START Data excerpts

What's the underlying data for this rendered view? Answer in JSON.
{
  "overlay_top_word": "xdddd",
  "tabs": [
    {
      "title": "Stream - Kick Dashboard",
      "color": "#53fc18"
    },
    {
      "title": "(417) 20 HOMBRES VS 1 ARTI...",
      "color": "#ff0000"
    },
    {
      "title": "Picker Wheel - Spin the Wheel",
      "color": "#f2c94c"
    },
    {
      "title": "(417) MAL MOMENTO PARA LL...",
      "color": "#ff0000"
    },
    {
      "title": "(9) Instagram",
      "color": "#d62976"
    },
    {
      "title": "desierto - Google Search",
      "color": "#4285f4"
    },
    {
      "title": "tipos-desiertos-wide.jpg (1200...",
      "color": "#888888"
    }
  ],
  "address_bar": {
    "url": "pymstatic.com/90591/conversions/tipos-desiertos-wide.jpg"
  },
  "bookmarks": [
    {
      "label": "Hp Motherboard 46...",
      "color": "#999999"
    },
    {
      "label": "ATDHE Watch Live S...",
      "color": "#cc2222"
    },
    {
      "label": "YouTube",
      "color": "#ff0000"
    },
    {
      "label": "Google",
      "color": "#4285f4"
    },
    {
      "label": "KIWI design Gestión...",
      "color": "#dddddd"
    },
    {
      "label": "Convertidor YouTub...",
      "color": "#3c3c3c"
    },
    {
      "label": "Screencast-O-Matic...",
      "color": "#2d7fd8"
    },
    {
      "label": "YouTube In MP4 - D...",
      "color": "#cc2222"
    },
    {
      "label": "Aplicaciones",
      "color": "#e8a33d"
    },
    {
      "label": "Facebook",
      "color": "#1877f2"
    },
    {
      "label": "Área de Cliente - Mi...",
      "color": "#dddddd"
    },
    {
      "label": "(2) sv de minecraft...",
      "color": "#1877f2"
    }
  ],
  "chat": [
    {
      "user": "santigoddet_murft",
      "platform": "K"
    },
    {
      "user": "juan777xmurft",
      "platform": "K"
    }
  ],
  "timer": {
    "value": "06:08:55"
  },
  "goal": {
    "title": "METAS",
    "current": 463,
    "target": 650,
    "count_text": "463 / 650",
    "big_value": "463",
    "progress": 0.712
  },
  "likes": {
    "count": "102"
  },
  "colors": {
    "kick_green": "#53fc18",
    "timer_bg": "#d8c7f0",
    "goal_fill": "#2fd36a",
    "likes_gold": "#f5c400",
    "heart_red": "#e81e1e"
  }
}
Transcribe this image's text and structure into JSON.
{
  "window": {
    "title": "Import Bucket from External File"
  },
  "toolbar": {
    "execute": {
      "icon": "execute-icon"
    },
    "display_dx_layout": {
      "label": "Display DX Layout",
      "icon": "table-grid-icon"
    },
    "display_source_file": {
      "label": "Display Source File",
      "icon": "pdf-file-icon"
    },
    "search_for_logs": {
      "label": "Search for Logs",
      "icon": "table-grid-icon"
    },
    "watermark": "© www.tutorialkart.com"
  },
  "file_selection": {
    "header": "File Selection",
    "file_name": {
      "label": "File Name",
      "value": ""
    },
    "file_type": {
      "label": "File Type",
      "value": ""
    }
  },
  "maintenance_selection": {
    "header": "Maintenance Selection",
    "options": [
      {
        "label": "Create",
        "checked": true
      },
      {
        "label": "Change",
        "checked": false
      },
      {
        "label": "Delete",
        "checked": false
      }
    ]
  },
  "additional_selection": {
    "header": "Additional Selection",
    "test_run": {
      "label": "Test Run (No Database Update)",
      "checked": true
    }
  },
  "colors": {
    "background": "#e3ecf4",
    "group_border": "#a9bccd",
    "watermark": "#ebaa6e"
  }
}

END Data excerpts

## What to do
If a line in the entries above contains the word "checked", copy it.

## Completed task
        "checked": true
        "checked": false
        "checked": false
      "checked": true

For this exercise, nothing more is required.